Croatia recorded a 40.1% highest increase in insolvencies last year, the largest rise in the Central and Eastern European region (CEE), a Coface study showed on October 9.
Despite the fact most of the countries in the region experienced higher rates of economic growth, the overall number of insolvencies in the region rose last year by 6.4%, after a decline of 6% registered a year before and a 14% plunge in 2015. Apart from Croatia, the highest increases in insolvencies were reported by Poland (+16.4%), Hungary (+14.4%) and Serbia (+13.1%).
In addition, more countries were affected by an increase in insolvencies in 2017. During the year, nine countries reported a higher volume of insolvencies (Croatia, Estonia, Hungary, Lithuania, Poland, Romania, Russia, Serbia, and Slovenia). Only five reported a decline.
"High capacity utilisation and solid demand encouraged companies to expand their capacities,” Grzegorz Sielewicz, regional economist, Coface Central & Eastern Europe, explained. “In addition to this, positive periods in the economy motivated new businesses to set up, despite the high level of competition prevailing in a number of sectors.

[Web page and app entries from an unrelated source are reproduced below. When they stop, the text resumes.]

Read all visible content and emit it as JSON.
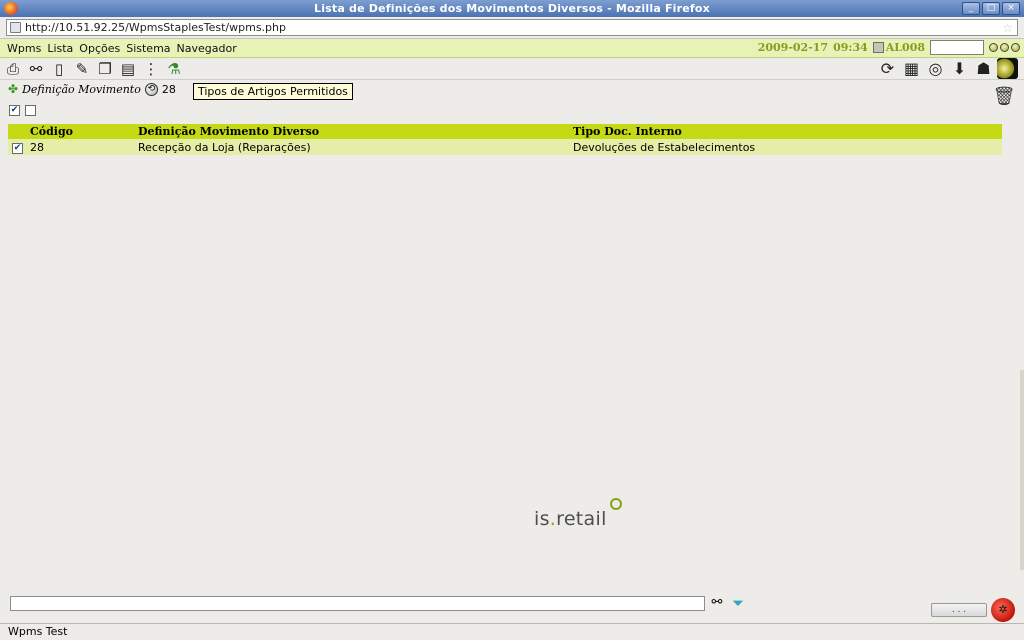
{
  "window": {
    "title": "Lista de Definições dos Movimentos Diversos - Mozilla Firefox",
    "controls": [
      "_",
      "□",
      "×"
    ]
  },
  "browser": {
    "url": "http://10.51.92.25/WpmsStaplesTest/wpms.php",
    "bookmark_glyph": "☆"
  },
  "menubar": {
    "items": [
      "Wpms",
      "Lista",
      "Opções",
      "Sistema",
      "Navegador"
    ],
    "date": "2009-02-17",
    "time": "09:34",
    "user": "AL008",
    "command_value": ""
  },
  "toolbar": {
    "left_icons": [
      {
        "name": "printer-icon",
        "glyph": "⎙"
      },
      {
        "name": "binoculars-icon",
        "glyph": "⚯"
      },
      {
        "name": "new-document-icon",
        "glyph": "▯"
      },
      {
        "name": "edit-icon",
        "glyph": "✎"
      },
      {
        "name": "copy-document-icon",
        "glyph": "❐"
      },
      {
        "name": "batch-icon",
        "glyph": "▤"
      },
      {
        "name": "more-icon",
        "glyph": "⋮"
      },
      {
        "name": "flask-icon",
        "glyph": "⚗"
      }
    ],
    "right_icons": [
      {
        "name": "refresh-icon",
        "glyph": "⟳"
      },
      {
        "name": "save-icon",
        "glyph": "▦"
      },
      {
        "name": "lifebuoy-icon",
        "glyph": "◎"
      },
      {
        "name": "download-icon",
        "glyph": "⬇"
      },
      {
        "name": "user-icon",
        "glyph": "☗"
      },
      {
        "name": "moon-icon",
        "glyph": ""
      }
    ]
  },
  "tooltip": {
    "text": "Tipos de Artigos Permitidos"
  },
  "section": {
    "label": "Definição Movimento",
    "count": "28"
  },
  "table": {
    "columns": [
      "Código",
      "Definição Movimento Diverso",
      "Tipo Doc. Interno"
    ],
    "rows": [
      {
        "checked": "✔",
        "codigo": "28",
        "definicao": "Recepção da Loja (Reparações)",
        "tipo": "Devoluções de Estabelecimentos"
      }
    ]
  },
  "select_controls": {
    "checked": "✔",
    "unchecked": ""
  },
  "logo": {
    "prefix": "is",
    "dot": ".",
    "suffix": "retail"
  },
  "footer": {
    "filter_value": "",
    "more_button": ". . .",
    "status_text": "Wpms Test"
  },
  "colors": {
    "menubar_bg": "#e7f3b6",
    "table_header_bg": "#c5da14",
    "table_row_bg": "#e5eea8",
    "accent_text": "#8a9a1e"
  }
}
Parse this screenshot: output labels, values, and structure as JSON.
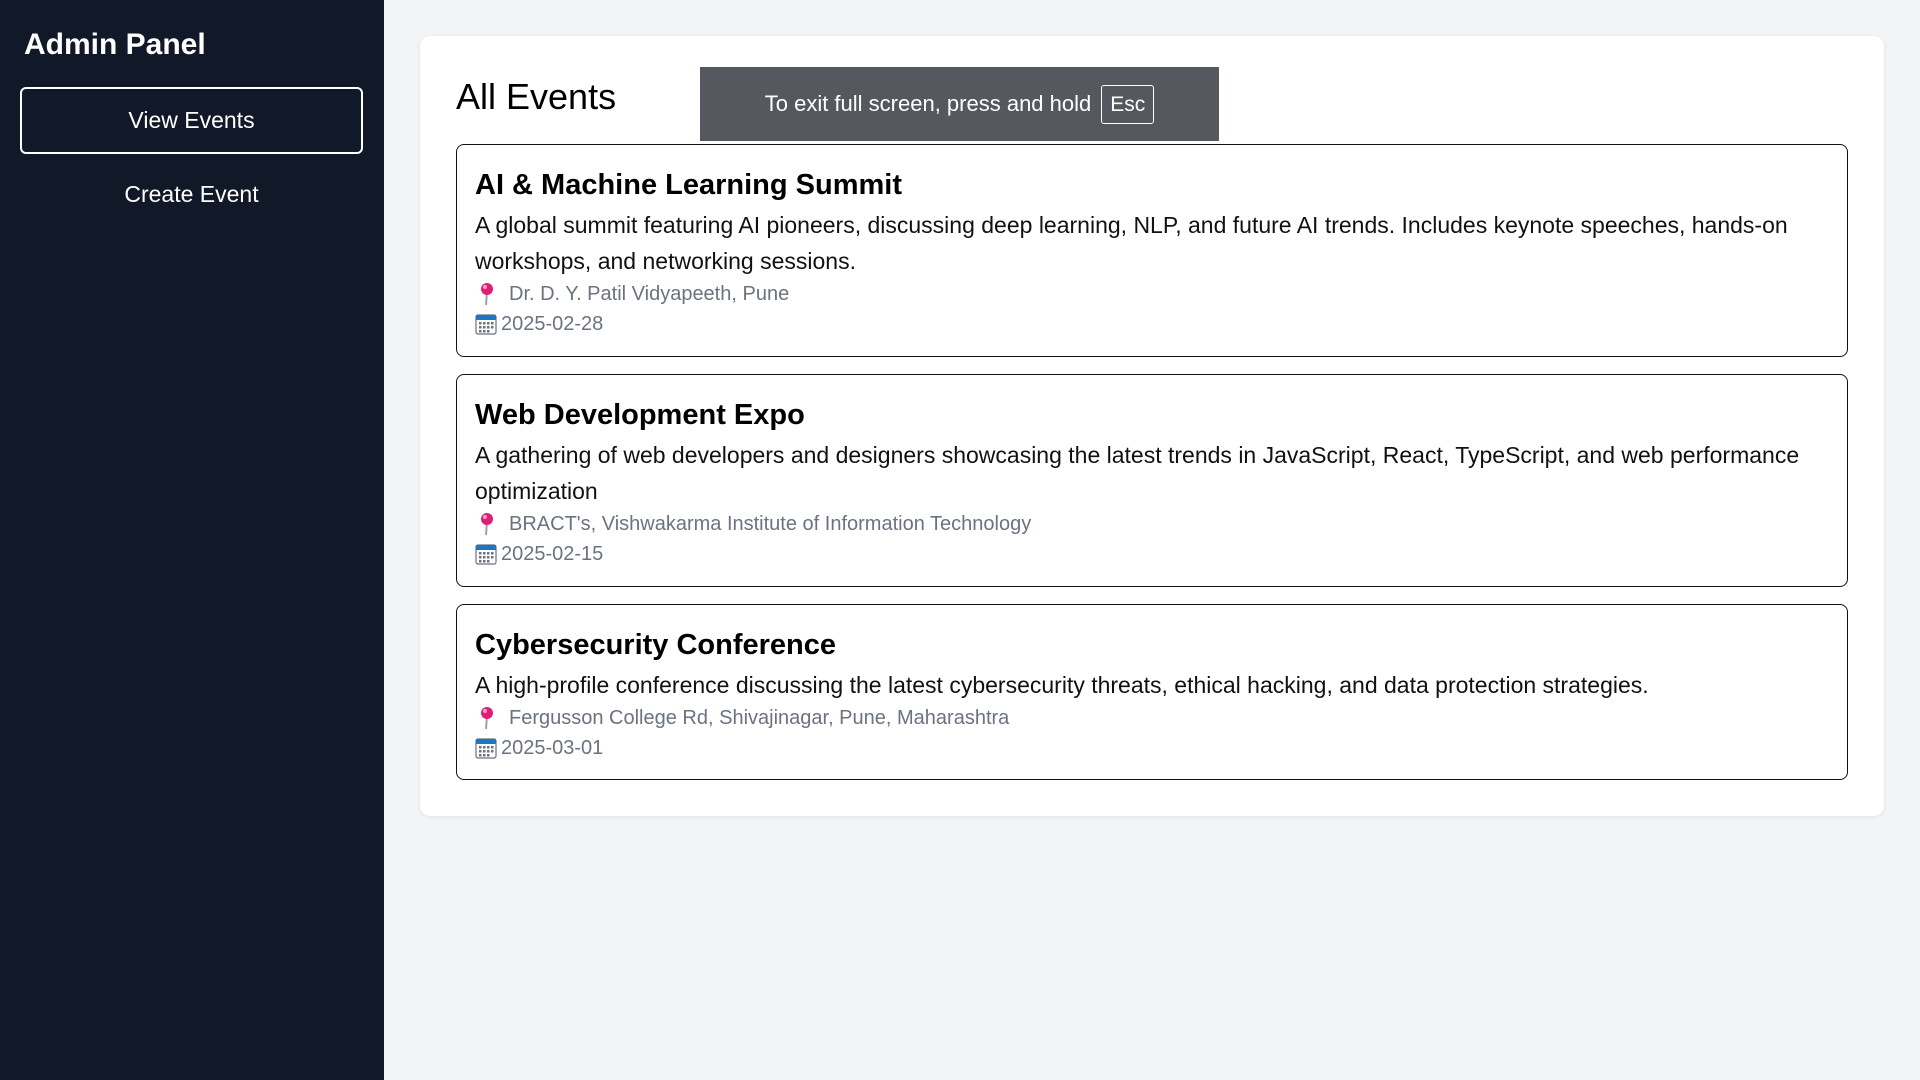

Companies frequently experienced increases in turnover, but lesser increases in profits. Profits were constrained by rising costs, including wage growth and the higher costs of inputs - as confirmed in accelerating producer price indexes,” he added.
In Croatia, the surge is explained by the current bankruptcy law, under which the National Financial Agency (FINA) is obliged to start bankruptcy proceedings for any company whose accounts have been blocked for more than 120 days. Coface expects insolvencies to rise 1.3% this year in Croatia.
In Poland, statistics are still affected by legal changes that were implemented in 2016, when separate laws were introduced to cover insolvencies and the restructuring of companies which are experiencing payment problems. Next year, Coface expects insolvencies to rise 20.2%, the highest hike in the region.
However, although changes in legislation made the total number of proceedings higher than a year before, Poland still recorded the lowest insolvency rate in the CEE region, of just 0.04%.
By contrast, the strongest decrease of insolvencies were recorded in Slovakia and the Czech Republic, by 27.1% and 26%, respectively. The drop in Czech Republic was supported by legislation changes as well as by the economic environment. Similarly, Slovak businesses took profit of supportive economic developments.
Despite the economic acceleration, insolvencies still remain above the pre-crisis levels of 2008 in most countries, the study showed. Only Romania and Slovakia enjoy lower levels of company insolvencies than before 2008.